• Work to complete:
For the entries below, state how many lines include the string "compte", and write nothing besides that number.

================

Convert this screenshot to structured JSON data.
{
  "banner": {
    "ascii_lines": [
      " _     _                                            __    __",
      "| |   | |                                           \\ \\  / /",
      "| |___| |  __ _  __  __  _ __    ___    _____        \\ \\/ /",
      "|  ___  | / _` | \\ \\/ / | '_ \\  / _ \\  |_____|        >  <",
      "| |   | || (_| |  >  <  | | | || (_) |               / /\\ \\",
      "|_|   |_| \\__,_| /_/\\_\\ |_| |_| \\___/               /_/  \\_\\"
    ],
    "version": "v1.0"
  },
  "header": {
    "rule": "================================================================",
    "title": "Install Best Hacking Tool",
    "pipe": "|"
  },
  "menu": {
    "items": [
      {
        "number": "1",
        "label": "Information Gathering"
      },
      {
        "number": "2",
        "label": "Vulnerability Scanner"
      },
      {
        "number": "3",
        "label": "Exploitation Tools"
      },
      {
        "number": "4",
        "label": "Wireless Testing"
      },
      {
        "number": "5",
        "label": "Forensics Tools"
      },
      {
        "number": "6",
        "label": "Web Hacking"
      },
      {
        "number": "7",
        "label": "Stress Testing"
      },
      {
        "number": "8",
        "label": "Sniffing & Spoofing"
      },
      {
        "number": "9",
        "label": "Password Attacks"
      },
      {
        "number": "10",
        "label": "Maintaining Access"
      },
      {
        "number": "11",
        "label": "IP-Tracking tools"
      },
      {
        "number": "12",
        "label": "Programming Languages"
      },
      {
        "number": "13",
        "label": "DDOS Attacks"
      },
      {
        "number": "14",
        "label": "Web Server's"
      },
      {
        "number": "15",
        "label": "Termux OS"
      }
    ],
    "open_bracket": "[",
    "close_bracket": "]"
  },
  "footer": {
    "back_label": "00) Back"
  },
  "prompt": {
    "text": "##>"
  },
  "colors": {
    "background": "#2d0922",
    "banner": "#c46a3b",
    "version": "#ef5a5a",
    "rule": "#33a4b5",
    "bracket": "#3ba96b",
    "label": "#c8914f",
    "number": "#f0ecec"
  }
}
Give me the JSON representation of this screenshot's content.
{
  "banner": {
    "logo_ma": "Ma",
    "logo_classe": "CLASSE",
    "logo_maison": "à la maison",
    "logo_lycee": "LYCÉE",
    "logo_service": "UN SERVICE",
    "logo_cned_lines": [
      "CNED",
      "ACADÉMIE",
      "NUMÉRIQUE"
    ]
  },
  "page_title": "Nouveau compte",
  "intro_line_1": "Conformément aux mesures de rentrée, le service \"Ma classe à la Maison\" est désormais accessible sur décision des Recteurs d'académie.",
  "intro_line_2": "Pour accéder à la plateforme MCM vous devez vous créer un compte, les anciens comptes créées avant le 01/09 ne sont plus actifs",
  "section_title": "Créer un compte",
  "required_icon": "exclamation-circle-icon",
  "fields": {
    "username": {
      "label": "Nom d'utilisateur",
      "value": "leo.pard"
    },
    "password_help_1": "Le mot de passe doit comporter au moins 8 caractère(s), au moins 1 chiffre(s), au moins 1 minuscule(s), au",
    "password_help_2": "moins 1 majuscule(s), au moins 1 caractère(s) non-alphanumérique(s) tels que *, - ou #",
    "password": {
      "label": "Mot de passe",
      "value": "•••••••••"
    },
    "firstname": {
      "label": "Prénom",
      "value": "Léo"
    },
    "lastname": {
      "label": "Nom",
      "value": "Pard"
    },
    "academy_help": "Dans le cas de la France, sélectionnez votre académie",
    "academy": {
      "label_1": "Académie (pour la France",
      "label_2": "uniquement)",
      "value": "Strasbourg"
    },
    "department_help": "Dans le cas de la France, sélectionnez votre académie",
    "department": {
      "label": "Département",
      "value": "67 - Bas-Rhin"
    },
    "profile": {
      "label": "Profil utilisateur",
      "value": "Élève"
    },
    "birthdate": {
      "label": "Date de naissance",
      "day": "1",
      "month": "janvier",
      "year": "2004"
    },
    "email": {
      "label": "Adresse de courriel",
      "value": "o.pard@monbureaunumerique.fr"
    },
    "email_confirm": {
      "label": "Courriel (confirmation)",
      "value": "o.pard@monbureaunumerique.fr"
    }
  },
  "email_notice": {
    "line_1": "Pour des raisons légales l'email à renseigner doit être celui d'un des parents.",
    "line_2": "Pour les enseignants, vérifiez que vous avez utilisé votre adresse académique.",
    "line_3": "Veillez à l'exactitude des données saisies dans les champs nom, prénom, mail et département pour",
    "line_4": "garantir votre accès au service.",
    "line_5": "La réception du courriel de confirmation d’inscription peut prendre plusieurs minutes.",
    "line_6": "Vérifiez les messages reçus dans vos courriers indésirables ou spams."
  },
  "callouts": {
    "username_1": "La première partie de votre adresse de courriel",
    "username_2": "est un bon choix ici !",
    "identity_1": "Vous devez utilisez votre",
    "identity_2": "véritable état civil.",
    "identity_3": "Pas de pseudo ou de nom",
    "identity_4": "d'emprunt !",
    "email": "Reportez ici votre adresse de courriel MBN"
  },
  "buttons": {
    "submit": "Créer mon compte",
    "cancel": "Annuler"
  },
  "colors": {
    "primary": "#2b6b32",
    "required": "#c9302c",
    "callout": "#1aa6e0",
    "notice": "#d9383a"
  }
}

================

• Task solution:
4